The changing landscape of engineering

Posted on: 16 October 2018

By Martin Ball, Head of Engineering Inspection

Perceptions of engineering are changing and rightly so. Previously, the word ‘engineer’ possibly conjured up images of men in boiler suits peering at machinery and making observations on notepads. Whilst this still exists, engineering is rapidly becoming a digitalised industry, making use of the latest technologies to undertake inspections, manage supply chains and better visualise and plan construction projects.

Paper notepads are increasingly being replaced by hand-held smart devices as the tool of choice for engineer surveyors. Such gadgets have a variety of benefits, from being able to capture real-time data and images of defective equipment, to providing GPS information where a lone worker may have fallen into difficulty and need rescuing. 

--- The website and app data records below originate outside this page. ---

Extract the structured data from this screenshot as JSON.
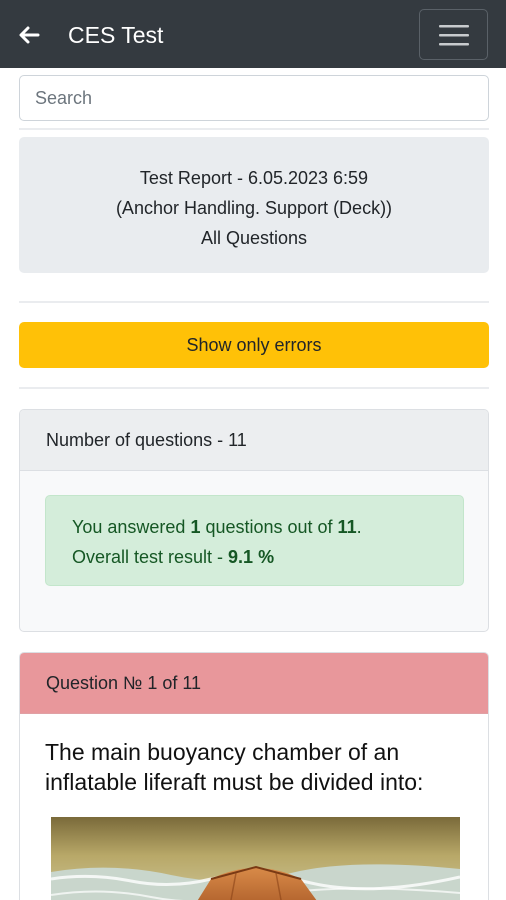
{
  "header": {
    "title": "CES Test"
  },
  "search": {
    "placeholder": "Search"
  },
  "report": {
    "line1": "Test Report - 6.05.2023 6:59",
    "line2": "(Anchor Handling. Support (Deck))",
    "line3": "All Questions"
  },
  "errors_button": {
    "label": "Show only errors"
  },
  "summary": {
    "header": "Number of questions - 11",
    "answered_prefix": "You answered ",
    "answered_count": "1",
    "answered_mid": " questions out of ",
    "total": "11",
    "answered_suffix": ".",
    "result_prefix": "Overall test result - ",
    "result_value": "9.1 %"
  },
  "question": {
    "header": "Question № 1 of 11",
    "text": "The main buoyancy chamber of an inflatable liferaft must be divided into:"
  },
  "colors": {
    "navbar": "#343a40",
    "warning": "#ffc107",
    "success_bg": "#d4edda",
    "success_text": "#155724",
    "danger_header": "#e8979b"
  }
}
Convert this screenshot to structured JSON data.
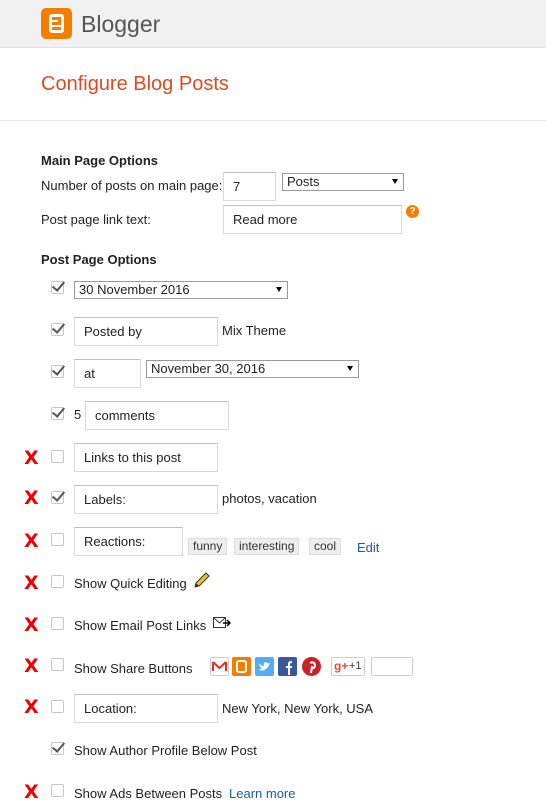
{
  "header": {
    "brand": "Blogger"
  },
  "page": {
    "title": "Configure Blog Posts"
  },
  "main_page_options": {
    "heading": "Main Page Options",
    "num_posts_label": "Number of posts on main page:",
    "num_posts_value": "7",
    "num_posts_unit": "Posts",
    "post_link_label": "Post page link text:",
    "post_link_value": "Read more",
    "help_glyph": "?"
  },
  "post_page_options": {
    "heading": "Post Page Options",
    "date_header": {
      "checked": true,
      "value": "30 November 2016"
    },
    "posted_by": {
      "checked": true,
      "value": "Posted by",
      "author": "Mix Theme"
    },
    "timestamp": {
      "checked": true,
      "value": "at",
      "format": "November 30, 2016"
    },
    "comments": {
      "checked": true,
      "count": "5",
      "value": "comments"
    },
    "links_to_post": {
      "checked": false,
      "value": "Links to this post"
    },
    "labels": {
      "checked": true,
      "value": "Labels:",
      "sample": "photos, vacation"
    },
    "reactions": {
      "checked": false,
      "value": "Reactions:",
      "tags": [
        "funny",
        "interesting",
        "cool"
      ],
      "edit_link": "Edit"
    },
    "quick_editing": {
      "checked": false,
      "label": "Show Quick Editing"
    },
    "email_links": {
      "checked": false,
      "label": "Show Email Post Links"
    },
    "share_buttons": {
      "checked": false,
      "label": "Show Share Buttons",
      "plus_one": "+1"
    },
    "location": {
      "checked": false,
      "value": "Location:",
      "sample": "New York, New York, USA"
    },
    "author_profile": {
      "checked": true,
      "label": "Show Author Profile Below Post"
    },
    "ads_between": {
      "checked": false,
      "label": "Show Ads Between Posts",
      "learn_more": "Learn more"
    }
  },
  "marker": "X",
  "colors": {
    "brand_orange": "#f57d00",
    "title_orange": "#dd4b22",
    "x_red": "#ee0000",
    "link_blue": "#1a5c9f"
  }
}
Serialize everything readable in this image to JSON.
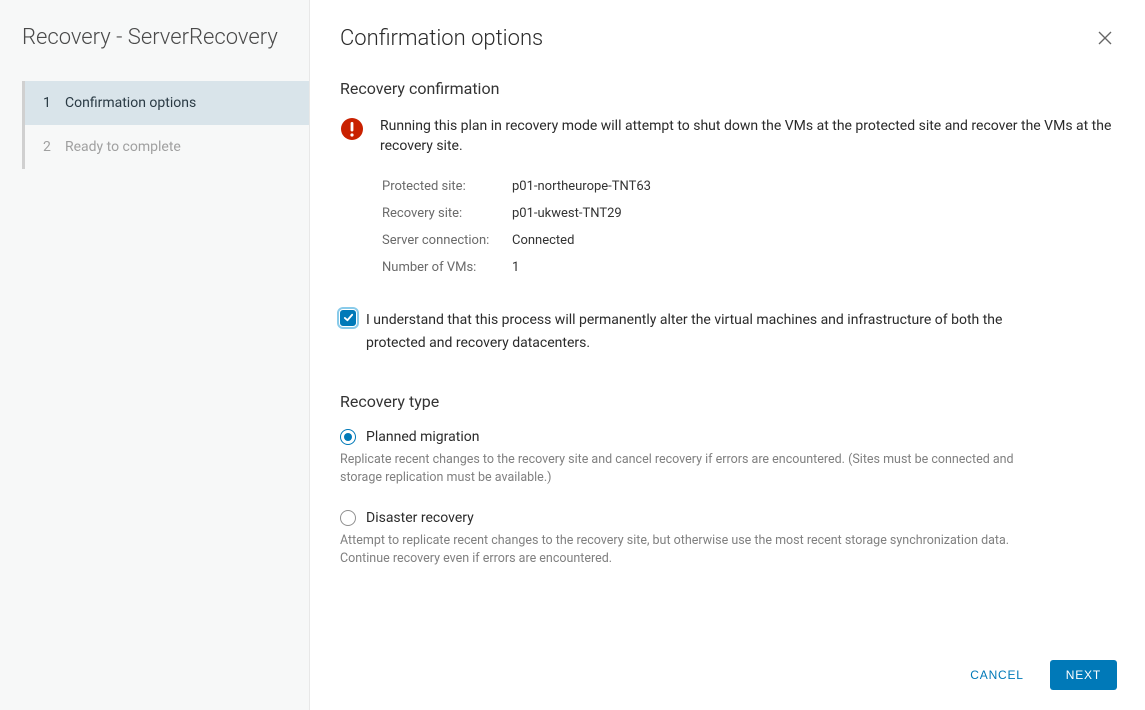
{
  "sidebar": {
    "title": "Recovery - ServerRecovery",
    "steps": [
      {
        "num": "1",
        "label": "Confirmation options",
        "active": true
      },
      {
        "num": "2",
        "label": "Ready to complete",
        "active": false
      }
    ]
  },
  "main": {
    "title": "Confirmation options",
    "recovery_confirmation": {
      "heading": "Recovery confirmation",
      "warning": "Running this plan in recovery mode will attempt to shut down the VMs at the protected site and recover the VMs at the recovery site.",
      "fields": {
        "protected_site_label": "Protected site:",
        "protected_site_value": "p01-northeurope-TNT63",
        "recovery_site_label": "Recovery site:",
        "recovery_site_value": "p01-ukwest-TNT29",
        "server_connection_label": "Server connection:",
        "server_connection_value": "Connected",
        "num_vms_label": "Number of VMs:",
        "num_vms_value": "1"
      },
      "consent": {
        "checked": true,
        "text": "I understand that this process will permanently alter the virtual machines and infrastructure of both the protected and recovery datacenters."
      }
    },
    "recovery_type": {
      "heading": "Recovery type",
      "options": [
        {
          "id": "planned",
          "label": "Planned migration",
          "description": "Replicate recent changes to the recovery site and cancel recovery if errors are encountered. (Sites must be connected and storage replication must be available.)",
          "selected": true
        },
        {
          "id": "disaster",
          "label": "Disaster recovery",
          "description": "Attempt to replicate recent changes to the recovery site, but otherwise use the most recent storage synchronization data. Continue recovery even if errors are encountered.",
          "selected": false
        }
      ]
    }
  },
  "footer": {
    "cancel": "CANCEL",
    "next": "NEXT"
  }
}
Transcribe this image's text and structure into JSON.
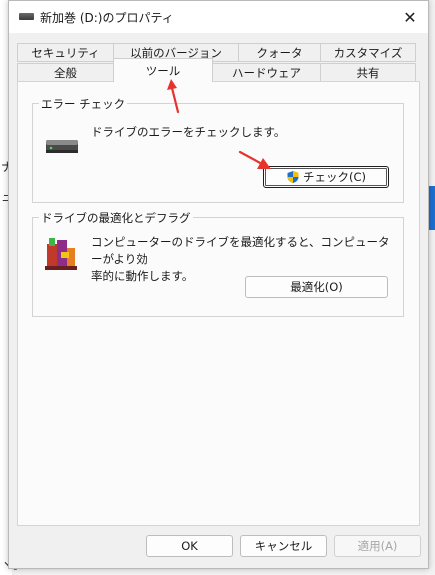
{
  "window": {
    "title": "新加巻 (D:)のプロパティ",
    "close_glyph": "✕"
  },
  "background": {
    "left_fragments": [
      "ナ",
      "ュ",
      "ヽ。"
    ]
  },
  "tabs": {
    "row_top": [
      {
        "label": "セキュリティ"
      },
      {
        "label": "以前のバージョン"
      },
      {
        "label": "クォータ"
      },
      {
        "label": "カスタマイズ"
      }
    ],
    "row_bottom": [
      {
        "label": "全般"
      },
      {
        "label": "ツール",
        "active": true
      },
      {
        "label": "ハードウェア"
      },
      {
        "label": "共有"
      }
    ]
  },
  "error_check": {
    "legend": "エラー チェック",
    "description": "ドライブのエラーをチェックします。",
    "button_label": "チェック(C)",
    "icon": "hard-drive-icon"
  },
  "optimize": {
    "legend": "ドライブの最適化とデフラグ",
    "description_line1": "コンピューターのドライブを最適化すると、コンピューターがより効",
    "description_line2": "率的に動作します。",
    "button_label": "最適化(O)",
    "icon": "defrag-icon"
  },
  "footer": {
    "ok_label": "OK",
    "cancel_label": "キャンセル",
    "apply_label": "適用(A)"
  },
  "colors": {
    "annotation_arrow": "#e8322c",
    "shield_blue": "#1e6fd0",
    "shield_yellow": "#f2c200"
  }
}
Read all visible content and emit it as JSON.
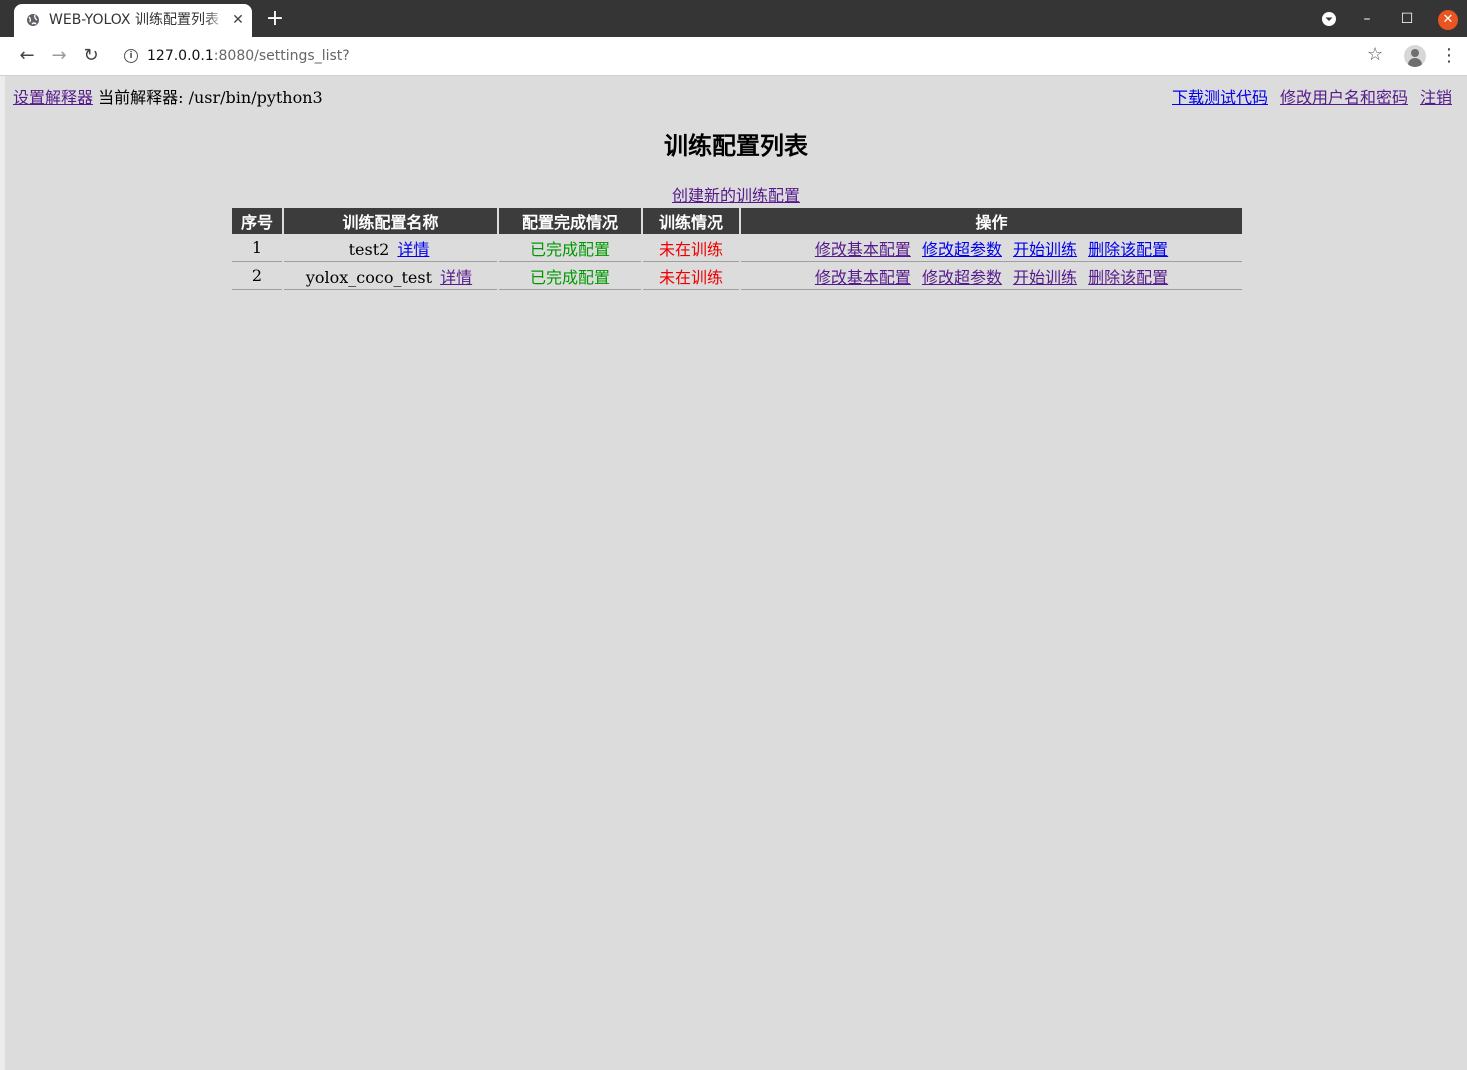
{
  "browser": {
    "tab_title": "WEB-YOLOX 训练配置列表",
    "url_host": "127.0.0.1",
    "url_rest": ":8080/settings_list?"
  },
  "header": {
    "set_interpreter": "设置解释器",
    "current_interpreter_label": "当前解释器: /usr/bin/python3",
    "download_test_code": "下载测试代码",
    "change_credentials": "修改用户名和密码",
    "logout": "注销"
  },
  "page_title": "训练配置列表",
  "create_link": "创建新的训练配置",
  "table": {
    "headers": [
      "序号",
      "训练配置名称",
      "配置完成情况",
      "训练情况",
      "操作"
    ],
    "rows": [
      {
        "index": "1",
        "name": "test2",
        "detail": "详情",
        "config_status": "已完成配置",
        "train_status": "未在训练",
        "actions": [
          "修改基本配置",
          "修改超参数",
          "开始训练",
          "删除该配置"
        ]
      },
      {
        "index": "2",
        "name": "yolox_coco_test",
        "detail": "详情",
        "config_status": "已完成配置",
        "train_status": "未在训练",
        "actions": [
          "修改基本配置",
          "修改超参数",
          "开始训练",
          "删除该配置"
        ]
      }
    ]
  },
  "colors": {
    "status_ok": "#009900",
    "status_bad": "#ee0000",
    "visited_link": "#551a8b",
    "link": "#0000ee"
  }
}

Drones are recognised for being able to assist in both safety inspections and building projects; their particular advantage being that they can check high or impassable structures such as tower cranes, skyscrapers and wind turbines, which would be difficult and costly for humans to navigate. Their cameras can capture photographs with a higher degree of accuracy than traditional aerial photographs and transmit images to computers, to determine a site’s suitability for building upon or for creating 3D models. The future may see drones transporting parts and equipment, helping to reduce delivery lead times.

The potential use of Blockchain in the engineering industry is only just starting to be explored. Blockchain’s primary advantage is that it allows individuals, who may not know each other, to create a decentralised auditable, incorruptible record of transactions. This lends itself well to collaborative processes, such as construction projects. Construction engineers may start to use Blockchain for conducting and recording economic transactions, or for the exchange of smart contracts. By virtue of its transparency, Blockchain can be put to good use for managing supply chains between different parties.

Engineering is also becoming ‘greener’. With renewable energy targets set by the UK government, many see solar power installations, hydro plants and wind farms as offering the perfect solution for alternative sustainable energy.  Engineers are fundamental to both the construction and on-going maintenance of such installations and technology is developing quickly in this area. 

Engineering has been a firmly established industry for hundreds of years but is currently undergoing a period of huge change. Since engineering touches each of our lives every day, it needs to continue to evolve in step with an increasingly digital world, delivering and ensuring the on-going safety of tomorrow’s projects.

 

This article was originally published in Modern Insurance Magazine (Issue 34). It may not be replicated in any other publications.